A branch of mathematics that unifies a circle of problems in which extremal properties of a combinatorial character are investigated for systems of figures. These problems are related, in the first instance, to optimal positioning (in a certain sense) of convex sets. An example of one of the oldest problems of this kind is the problem of the 13 spheres: What is the maximum number of material spheres of equal size that can be attached to a sphere of the same size in Euclidean space? J. Kepler, 1611, indicated the number 12, but a rigorous solution of this problem was provided in the middle of the 20th century by B.L. van der Waerden and K. Schütte.
Apparently the terminology "combinatorial geometry" first appeared in 1955 (see ). The beginnings of combinatorial geometry as an area of mathematics are usually associated with this year, although there are earlier results (see, e.g., ) that are related to it. Characteristic of combinatorial geometry is the visual nature of its problems. In combinatorial geometry, combinatorial arguments and combinations of examples from various areas of mathematics (topology, functional analysis, geometry in the large, graph theory, etc.) are extensively used. One of the central groups of problems in combinatorial geometry are problems on subdividing a figure into pieces (cf. Decomposition), e.g. the Borsuk problem.
A large group of problems in combinatorial geometry is formed by covering problems, in which one studies the possibility of covering a given set (cf. Covering (of a set)) by figures of a specified form (see, e.g., the Hadwiger hypothesis on the covering of a convex body by a minimal number of smaller bodies homothetic to it with homothety coefficient $k$, $0<k<1$; the illumination problem on the minimal number of directions of beams of parallel rays (or of sources) that will illuminate the boundary of a convex body, etc.).

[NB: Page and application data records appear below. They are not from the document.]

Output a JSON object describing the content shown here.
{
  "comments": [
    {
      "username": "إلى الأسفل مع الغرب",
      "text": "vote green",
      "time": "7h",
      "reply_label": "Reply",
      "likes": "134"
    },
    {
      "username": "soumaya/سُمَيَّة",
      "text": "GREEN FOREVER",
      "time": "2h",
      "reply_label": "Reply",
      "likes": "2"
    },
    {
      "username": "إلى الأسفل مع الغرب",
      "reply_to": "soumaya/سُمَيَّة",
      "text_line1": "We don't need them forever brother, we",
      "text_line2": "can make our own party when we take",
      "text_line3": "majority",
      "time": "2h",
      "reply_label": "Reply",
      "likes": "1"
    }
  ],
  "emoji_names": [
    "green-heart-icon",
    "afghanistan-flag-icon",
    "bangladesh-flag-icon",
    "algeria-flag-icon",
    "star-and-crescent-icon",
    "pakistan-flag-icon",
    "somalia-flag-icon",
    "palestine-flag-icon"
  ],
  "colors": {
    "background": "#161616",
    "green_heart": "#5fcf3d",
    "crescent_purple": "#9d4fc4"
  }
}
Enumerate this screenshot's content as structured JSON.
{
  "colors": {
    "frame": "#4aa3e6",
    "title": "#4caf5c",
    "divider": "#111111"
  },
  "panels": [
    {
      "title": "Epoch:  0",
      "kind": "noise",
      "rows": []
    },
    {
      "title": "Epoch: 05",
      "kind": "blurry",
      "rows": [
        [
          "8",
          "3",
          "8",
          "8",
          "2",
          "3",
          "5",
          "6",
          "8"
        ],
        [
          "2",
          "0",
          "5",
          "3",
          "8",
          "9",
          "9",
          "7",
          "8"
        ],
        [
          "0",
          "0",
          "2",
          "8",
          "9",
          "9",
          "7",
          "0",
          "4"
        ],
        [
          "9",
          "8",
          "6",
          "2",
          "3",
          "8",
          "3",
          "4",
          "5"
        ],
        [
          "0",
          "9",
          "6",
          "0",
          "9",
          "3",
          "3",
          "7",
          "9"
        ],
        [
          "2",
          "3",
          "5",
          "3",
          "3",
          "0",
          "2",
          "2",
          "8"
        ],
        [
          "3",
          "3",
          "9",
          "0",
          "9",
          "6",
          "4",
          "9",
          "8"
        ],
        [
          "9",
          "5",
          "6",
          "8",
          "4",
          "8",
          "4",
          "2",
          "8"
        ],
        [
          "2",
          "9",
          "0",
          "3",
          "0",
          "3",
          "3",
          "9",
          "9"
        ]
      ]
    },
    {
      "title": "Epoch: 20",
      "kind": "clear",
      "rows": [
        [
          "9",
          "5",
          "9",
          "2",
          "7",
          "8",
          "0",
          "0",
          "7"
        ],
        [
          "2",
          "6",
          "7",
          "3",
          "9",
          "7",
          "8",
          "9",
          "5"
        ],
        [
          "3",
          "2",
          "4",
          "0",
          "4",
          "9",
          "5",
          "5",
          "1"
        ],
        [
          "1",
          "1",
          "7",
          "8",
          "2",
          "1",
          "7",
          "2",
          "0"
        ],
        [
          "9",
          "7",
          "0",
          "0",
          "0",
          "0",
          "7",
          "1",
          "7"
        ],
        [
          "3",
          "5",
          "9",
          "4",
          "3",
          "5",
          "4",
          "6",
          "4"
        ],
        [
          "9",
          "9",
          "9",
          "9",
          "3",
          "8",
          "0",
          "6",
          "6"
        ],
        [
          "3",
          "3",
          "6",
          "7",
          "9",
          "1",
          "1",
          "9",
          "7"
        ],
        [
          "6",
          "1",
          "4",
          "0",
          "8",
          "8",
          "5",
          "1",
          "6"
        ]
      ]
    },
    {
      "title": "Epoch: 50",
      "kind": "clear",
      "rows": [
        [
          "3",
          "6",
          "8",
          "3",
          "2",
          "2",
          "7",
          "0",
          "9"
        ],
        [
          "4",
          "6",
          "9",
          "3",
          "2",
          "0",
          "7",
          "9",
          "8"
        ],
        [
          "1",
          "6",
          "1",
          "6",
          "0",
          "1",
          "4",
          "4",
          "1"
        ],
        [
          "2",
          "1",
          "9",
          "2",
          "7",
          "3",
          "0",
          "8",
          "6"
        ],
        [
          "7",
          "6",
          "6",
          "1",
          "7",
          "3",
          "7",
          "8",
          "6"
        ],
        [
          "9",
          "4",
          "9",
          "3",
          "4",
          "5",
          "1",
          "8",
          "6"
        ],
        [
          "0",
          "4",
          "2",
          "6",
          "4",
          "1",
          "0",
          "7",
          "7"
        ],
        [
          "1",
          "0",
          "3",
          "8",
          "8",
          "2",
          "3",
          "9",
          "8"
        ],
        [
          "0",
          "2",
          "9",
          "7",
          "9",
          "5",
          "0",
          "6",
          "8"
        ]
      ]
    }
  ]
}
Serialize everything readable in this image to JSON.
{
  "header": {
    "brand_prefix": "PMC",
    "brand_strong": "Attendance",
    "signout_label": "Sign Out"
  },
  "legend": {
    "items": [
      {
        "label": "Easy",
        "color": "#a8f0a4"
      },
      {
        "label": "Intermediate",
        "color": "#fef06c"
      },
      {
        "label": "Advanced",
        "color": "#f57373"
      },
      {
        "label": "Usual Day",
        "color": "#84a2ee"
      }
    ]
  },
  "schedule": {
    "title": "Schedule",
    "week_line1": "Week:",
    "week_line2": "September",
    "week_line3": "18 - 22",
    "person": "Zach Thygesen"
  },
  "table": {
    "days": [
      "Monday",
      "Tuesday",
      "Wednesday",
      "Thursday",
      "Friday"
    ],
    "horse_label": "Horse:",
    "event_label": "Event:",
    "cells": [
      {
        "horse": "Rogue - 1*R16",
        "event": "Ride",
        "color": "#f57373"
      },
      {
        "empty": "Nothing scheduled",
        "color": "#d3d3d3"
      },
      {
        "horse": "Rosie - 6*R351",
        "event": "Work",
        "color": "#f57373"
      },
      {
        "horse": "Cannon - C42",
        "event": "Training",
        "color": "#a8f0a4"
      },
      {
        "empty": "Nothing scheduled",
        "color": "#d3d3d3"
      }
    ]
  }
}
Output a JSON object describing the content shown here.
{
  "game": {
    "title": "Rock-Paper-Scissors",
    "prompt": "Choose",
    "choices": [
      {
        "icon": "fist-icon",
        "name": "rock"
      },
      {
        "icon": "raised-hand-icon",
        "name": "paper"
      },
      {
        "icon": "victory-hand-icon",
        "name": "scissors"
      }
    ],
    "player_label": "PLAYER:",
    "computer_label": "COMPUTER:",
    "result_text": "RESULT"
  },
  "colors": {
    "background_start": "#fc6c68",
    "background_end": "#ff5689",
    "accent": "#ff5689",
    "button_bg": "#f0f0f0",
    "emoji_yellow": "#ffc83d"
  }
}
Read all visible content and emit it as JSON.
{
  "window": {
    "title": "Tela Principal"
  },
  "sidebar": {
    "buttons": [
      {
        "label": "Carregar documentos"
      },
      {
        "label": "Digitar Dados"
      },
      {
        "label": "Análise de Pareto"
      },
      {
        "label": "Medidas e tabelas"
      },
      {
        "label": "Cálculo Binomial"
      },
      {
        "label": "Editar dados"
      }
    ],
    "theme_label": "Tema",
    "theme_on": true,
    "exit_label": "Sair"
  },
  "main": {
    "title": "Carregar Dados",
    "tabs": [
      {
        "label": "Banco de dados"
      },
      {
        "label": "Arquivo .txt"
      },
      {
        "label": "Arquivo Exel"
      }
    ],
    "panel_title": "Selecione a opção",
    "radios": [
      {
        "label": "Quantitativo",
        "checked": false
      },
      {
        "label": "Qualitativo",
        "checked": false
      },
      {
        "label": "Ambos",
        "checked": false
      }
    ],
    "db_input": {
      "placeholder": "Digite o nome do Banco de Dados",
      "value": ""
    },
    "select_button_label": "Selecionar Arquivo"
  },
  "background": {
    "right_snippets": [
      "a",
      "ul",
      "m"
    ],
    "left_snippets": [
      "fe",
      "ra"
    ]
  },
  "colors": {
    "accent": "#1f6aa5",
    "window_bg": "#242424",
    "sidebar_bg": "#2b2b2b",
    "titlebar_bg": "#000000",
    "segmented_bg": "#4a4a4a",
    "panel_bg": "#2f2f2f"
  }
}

Combinatorial geometry is closely related to discrete geometry; see, e.g., the Erdös problem on finding the maximum number of points in a Euclidean space $\mathbf R^n$ any three of which form a triangle with angles not exceeding $\pi/2$; this problem is connected in a certain way with the Hadwiger hypothesis and the illumination problem.
Combinatorial geometry touches closely on the theory of convex sets. See, e.g. the Helly theorem, which describes intersections of certain families of convex sets in dependence on the intersections of their subfamilies.
|||H. Hadwiger, "Eulers Charakteristik und kombinatorische Geometrie" J. Reine Angew. Math. , 194 (1955) pp. 101–110|
|||P.S. [P.S. Aleksandrov] Alexandroff, H. Hopf, "Topologie" , 1 , Deutsch. Verlag Wissenschaft. (1935)|
|||H. Hadwiger, H. Debrunner, "Kombinatorische Geometrie in der Ebene" , Monographie de l'Enseignement Math. , Genève (1959)|
|||B. Grünbaum, "Borsuk's problem and related questions" V.L. Klee (ed.) , Convexity , Proc. Symp. Pure Math. , 7 , Amer. Math. Soc. (1963) pp. 271–284|
|||H. Hadwiger, H. Debrunner, "Combinatorial geometry in the plane" , Holt, Rinehart & Winston (1964) (Translated from German)|
|||I.M. Yaglom, "Combinatorial geometry" , Moscow (1971) (In Russian)|
|||V.G. Boltyanskii, P.S. Soltan, "The combinatorial geometry of various classes of convex sets" , Kishinev (1978) (In Russian)|
The number looked for in the above-mentioned problem of the 13 spheres is usually called the kissing number.
During the last two decades much attention has been paid to Radon's theorem and its generalizations by H. Tverberg (1966). An extensive survey is given in [a1]. Radon's theorem states: Each set of $d+2$ points in $\mathbf R^d$ can be expressed as the union of two disjoint subsets whose convex hulls (cf. Convex hull) have a common point. Moreover, $d+2$ is the smallest number with this property.
|[a1]||J. Eckhoff, "Radon's theorem revisited" J. Tölke (ed.) J.M. Wills (ed.) , Contributions to geometry , Birkhäuser (1979) pp. 164–185|
Combinatorial geometry. Encyclopedia of Mathematics. URL: http://encyclopediaofmath.org/index.php?title=Combinatorial_geometry&oldid=31983